She maintains real purpose of industrial farming is to increase GDP by producing more commodities, when it should be to maintain soil and human health.

Prior to the industrial age, farming was as much about soil regeneration as food production. The talk particularly emphasizes the importance of “carbonizing” soil with organic matter. It cites studies showing that a two ton per hectare increase in organic matter removes ten gigatons of CO2 from the atmosphere. This also makes the soil drought resistant by improving its capacity to store water.

How Gut Bacteria Control Our Health

The Microiome Revolution: Why Microbes Control Your Life

Jack A Gilbert

The Microbiome Revolution provides a brief and user friendly introduction to the essential role the microbiome (the bacteria that colonize our gut) plays in human health. Through their research, Gilbert and other microbiologists have induced obesity, allergies, autism, depression, anxiety, Alzheimer’s, Parkinson’s Disease and other illnesses by manipulating intestinal bacteria in mice. Gilbert contends that specific gut bacteria can even alter behavior.

He stresses that our current obsession with eradicating bacteria (ie prescription antibiotics, antibiotics used on factory farms, antibacterial soap, toothpaste, mouthwash, etc) has dire implications for human health. The human body is an ecosystem in which microbial cells outnumber “human” cells by ten to one. Doctors increasingly view the microbiome as a vital organ, like the liver or kidneys.

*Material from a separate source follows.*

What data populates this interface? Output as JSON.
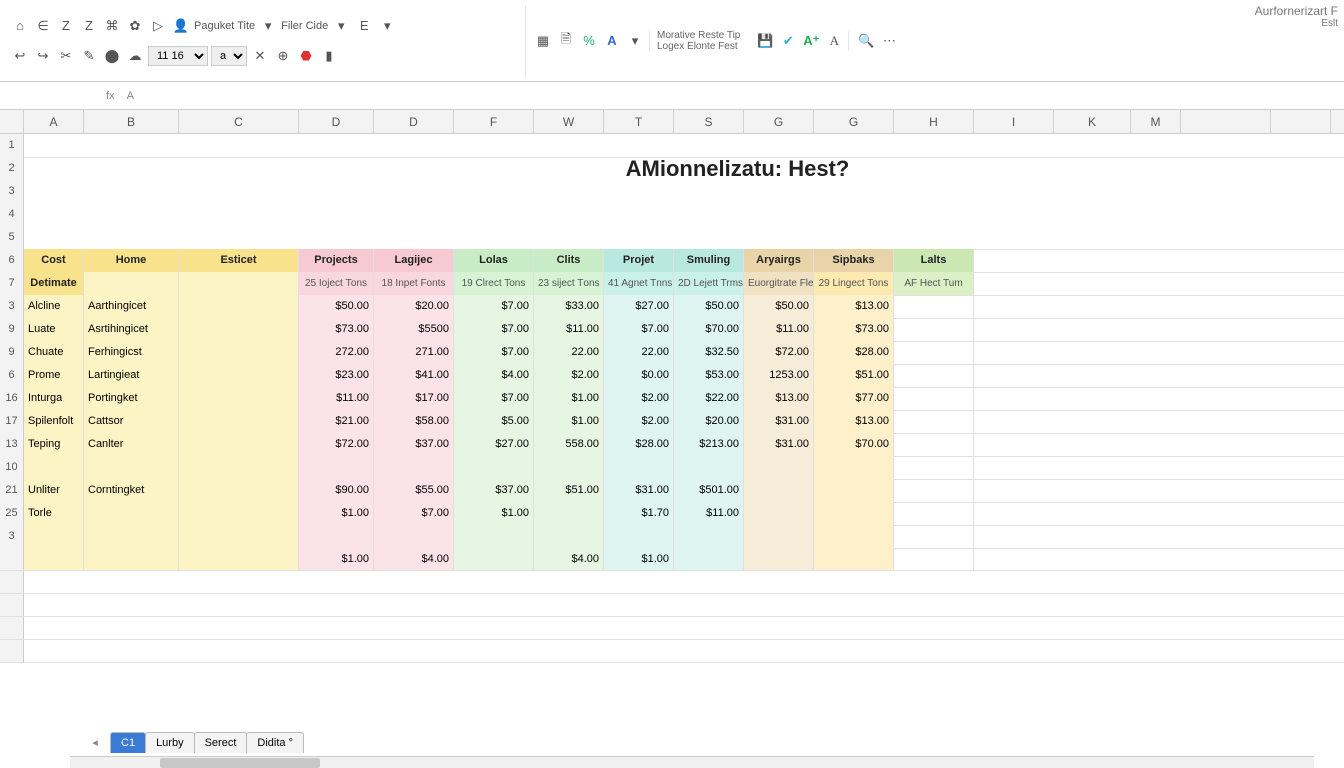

Thanks to Gilbert’s crowdfunding site*, his research team has collected the microbiome profiles of hundreds of thousands of people. This baseline has enabled them to identify specific bacterial profiles associated with good health. In general, rural third world residents have the most diverse and healthiest gut bacteria, while urban residents in the industrialized world have the least diverse and the most unhealthy.

Lecture starts at 3:15.

*Ubiome – for $89 you get a Ubiome gut kit to submit a sample of your feces for analysis